Source material.
..........

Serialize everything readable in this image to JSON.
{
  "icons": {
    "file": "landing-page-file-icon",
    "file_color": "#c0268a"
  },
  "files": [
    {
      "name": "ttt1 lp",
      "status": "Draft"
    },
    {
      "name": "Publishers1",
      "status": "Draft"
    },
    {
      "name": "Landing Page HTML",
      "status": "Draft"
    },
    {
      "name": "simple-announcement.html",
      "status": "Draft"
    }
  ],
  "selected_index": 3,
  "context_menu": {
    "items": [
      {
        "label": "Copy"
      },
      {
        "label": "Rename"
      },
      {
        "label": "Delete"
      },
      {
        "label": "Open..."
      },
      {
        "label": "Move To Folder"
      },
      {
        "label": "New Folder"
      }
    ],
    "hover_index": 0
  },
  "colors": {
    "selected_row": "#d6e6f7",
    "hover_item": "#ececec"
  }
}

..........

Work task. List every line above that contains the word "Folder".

Solution to this problem.
        "label": "Move To Folder"
        "label": "New Folder"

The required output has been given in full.